If it has been more than 2 to 4 hours since ingestion, it is likely too late to induce vomiting. In this case, there are two options for treatment. One is to just start the pet on Vitamin K. Vitamin K is the "antidote" to Anticoagulant Rodenticides. The downside of this is that the medication can be expensive and may need to be given for up to 6 weeks. The other option is actually just to wait until 48 to 72 hours after ingestion and then check the PT and PTT. If the clotting times are longer than normal, then the pet will need to start on Vitamin K. If the clotting times are normal, there is a good chance that either the pet did not eat the poison or at least did not eat enough to cause symptoms. This time period is long enough that we can start to see changes in blood clotting times but before the pet actually starts bleeding.
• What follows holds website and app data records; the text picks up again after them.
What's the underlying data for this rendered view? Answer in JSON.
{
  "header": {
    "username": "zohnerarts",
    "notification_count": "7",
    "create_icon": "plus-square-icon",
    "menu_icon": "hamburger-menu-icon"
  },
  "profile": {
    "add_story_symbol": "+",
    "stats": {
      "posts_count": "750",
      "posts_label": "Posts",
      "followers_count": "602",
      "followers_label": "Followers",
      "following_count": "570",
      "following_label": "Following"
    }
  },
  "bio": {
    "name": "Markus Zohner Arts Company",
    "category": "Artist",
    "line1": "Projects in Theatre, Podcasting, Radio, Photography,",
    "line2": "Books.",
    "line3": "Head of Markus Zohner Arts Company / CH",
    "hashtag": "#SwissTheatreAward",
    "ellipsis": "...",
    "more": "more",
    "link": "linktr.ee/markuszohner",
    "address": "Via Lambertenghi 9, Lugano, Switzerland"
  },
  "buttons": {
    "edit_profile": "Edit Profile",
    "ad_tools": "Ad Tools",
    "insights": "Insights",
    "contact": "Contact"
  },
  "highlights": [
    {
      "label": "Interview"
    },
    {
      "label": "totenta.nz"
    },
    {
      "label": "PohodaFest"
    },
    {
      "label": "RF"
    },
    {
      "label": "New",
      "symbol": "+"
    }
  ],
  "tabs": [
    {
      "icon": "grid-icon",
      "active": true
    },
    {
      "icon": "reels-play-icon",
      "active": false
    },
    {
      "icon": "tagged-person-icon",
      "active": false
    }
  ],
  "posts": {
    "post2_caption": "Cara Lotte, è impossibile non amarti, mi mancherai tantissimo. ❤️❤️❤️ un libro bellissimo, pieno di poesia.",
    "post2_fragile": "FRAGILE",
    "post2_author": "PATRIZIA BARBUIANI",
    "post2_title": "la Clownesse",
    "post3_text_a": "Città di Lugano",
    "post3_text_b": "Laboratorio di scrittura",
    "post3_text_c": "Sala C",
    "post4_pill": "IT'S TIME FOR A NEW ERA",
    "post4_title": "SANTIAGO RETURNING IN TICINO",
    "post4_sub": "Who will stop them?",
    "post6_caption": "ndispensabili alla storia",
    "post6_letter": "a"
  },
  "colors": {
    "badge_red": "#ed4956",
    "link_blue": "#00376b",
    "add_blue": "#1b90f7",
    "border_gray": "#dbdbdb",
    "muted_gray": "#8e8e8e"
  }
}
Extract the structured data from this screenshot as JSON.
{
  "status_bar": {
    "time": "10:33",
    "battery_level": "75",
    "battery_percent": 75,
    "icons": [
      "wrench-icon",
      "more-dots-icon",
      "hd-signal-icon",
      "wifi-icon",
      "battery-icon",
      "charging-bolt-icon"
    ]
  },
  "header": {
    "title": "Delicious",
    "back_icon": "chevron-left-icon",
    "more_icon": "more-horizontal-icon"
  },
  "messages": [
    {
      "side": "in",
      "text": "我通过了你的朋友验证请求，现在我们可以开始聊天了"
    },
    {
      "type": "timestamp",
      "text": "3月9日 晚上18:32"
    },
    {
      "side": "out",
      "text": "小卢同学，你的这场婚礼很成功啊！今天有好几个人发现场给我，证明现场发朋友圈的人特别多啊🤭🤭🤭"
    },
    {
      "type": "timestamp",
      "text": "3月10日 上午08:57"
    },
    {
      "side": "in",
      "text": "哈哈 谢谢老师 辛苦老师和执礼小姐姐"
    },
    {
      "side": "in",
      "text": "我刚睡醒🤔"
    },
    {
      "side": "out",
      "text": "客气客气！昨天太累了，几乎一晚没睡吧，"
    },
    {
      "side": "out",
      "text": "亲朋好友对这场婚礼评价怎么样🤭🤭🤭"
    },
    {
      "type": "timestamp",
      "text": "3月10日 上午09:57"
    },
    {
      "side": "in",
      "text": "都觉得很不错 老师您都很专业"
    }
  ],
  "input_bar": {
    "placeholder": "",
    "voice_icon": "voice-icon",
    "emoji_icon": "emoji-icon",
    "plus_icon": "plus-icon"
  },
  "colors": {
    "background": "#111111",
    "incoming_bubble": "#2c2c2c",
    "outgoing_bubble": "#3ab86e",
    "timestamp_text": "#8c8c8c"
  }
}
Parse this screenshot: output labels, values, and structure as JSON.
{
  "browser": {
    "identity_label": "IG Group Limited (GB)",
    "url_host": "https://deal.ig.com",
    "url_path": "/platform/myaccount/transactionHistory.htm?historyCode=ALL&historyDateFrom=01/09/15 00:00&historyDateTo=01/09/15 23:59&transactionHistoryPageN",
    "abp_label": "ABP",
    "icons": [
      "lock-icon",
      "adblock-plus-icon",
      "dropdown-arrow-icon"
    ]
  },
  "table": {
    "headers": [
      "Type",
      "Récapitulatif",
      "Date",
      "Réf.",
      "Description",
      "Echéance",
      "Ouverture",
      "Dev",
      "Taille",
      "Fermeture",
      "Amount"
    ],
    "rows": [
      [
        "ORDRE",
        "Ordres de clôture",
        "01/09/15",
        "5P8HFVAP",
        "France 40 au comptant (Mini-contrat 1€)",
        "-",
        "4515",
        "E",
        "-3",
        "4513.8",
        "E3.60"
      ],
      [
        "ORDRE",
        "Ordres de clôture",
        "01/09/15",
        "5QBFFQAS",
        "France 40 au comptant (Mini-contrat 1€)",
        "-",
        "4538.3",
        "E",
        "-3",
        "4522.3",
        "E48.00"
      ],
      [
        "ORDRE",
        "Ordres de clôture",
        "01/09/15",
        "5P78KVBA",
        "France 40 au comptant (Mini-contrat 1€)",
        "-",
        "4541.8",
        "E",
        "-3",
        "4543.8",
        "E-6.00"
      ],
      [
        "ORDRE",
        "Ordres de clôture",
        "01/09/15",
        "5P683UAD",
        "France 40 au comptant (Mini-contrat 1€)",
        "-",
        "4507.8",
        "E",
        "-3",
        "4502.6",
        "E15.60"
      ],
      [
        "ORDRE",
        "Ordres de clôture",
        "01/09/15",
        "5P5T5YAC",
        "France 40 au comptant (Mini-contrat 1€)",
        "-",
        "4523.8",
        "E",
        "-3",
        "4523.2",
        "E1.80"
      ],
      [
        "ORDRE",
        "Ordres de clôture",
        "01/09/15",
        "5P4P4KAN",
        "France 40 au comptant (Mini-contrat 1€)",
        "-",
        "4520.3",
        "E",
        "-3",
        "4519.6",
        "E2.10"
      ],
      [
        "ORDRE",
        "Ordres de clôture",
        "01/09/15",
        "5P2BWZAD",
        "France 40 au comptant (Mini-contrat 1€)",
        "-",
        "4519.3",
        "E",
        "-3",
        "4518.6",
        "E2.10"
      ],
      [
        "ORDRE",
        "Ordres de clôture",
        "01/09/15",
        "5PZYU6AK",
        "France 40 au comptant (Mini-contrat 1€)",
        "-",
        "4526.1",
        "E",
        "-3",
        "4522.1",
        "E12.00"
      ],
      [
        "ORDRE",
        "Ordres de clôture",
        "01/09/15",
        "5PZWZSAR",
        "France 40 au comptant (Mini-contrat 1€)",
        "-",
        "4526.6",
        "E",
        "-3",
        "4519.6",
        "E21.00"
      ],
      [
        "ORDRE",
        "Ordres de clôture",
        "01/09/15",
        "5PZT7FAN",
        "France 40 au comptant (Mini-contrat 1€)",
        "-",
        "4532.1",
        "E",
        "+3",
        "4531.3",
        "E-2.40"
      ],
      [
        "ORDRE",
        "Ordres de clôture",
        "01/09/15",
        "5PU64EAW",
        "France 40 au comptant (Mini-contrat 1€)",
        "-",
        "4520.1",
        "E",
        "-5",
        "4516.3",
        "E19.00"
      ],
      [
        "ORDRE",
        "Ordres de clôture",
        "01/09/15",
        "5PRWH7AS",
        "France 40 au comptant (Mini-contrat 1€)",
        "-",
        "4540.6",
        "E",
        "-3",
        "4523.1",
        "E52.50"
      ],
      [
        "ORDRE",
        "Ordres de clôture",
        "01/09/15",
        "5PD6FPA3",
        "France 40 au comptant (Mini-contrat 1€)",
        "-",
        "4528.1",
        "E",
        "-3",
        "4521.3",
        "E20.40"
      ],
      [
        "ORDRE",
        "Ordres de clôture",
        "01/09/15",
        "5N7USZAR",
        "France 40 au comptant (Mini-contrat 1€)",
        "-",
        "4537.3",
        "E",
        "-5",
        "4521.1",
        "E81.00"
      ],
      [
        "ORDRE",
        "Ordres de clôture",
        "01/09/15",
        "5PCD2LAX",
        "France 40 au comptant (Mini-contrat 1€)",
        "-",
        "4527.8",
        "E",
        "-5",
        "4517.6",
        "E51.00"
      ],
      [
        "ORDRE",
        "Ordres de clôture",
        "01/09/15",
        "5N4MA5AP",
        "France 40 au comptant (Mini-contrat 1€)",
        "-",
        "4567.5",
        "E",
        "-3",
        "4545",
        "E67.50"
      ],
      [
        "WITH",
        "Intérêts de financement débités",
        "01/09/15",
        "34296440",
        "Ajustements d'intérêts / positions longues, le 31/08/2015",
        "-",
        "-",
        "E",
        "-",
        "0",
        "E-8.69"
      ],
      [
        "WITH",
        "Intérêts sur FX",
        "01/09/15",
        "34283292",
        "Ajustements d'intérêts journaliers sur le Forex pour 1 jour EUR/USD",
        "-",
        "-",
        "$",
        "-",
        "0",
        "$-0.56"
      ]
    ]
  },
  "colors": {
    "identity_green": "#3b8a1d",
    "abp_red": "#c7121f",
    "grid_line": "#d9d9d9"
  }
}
If the pet is already showing symptoms (where ingestion is not observed), treatment will be more involved. If there has not been enough bleeding to cause anemia, we will start the pet on Vitamin K and give a plasma transfusion, which will immediately provide normal proteins to stop any further bleeding. If the pet is anemic (low red blood cell count) then a whole blood transfusion will be required. In these cases, the pet will need to stay in the hospital. In very severe cases your pet may require oxygen supplementation as well because severe anemia reduces the oxygen transportation to the organs.
People often ask what happens if a cat or dog eats a mouse that has been poisoned. Often, if it is just one mouse, the risk of toxicity to the pet is low. However, if the pet is eating multiple mice the risk of toxicity increases. We are very lucky in Alberta that we do not have a problem with rats. Rats can actually eat enough poison to kill many rats before they will show symptoms and are therefore a higher risk to pets.
So if your pet happens to get into mouse poison, please call the hospital as soon as possible. We will advise you on the best options to save your pet's life. If possible, please bring the package in with you so that we can determine the type of poison involved.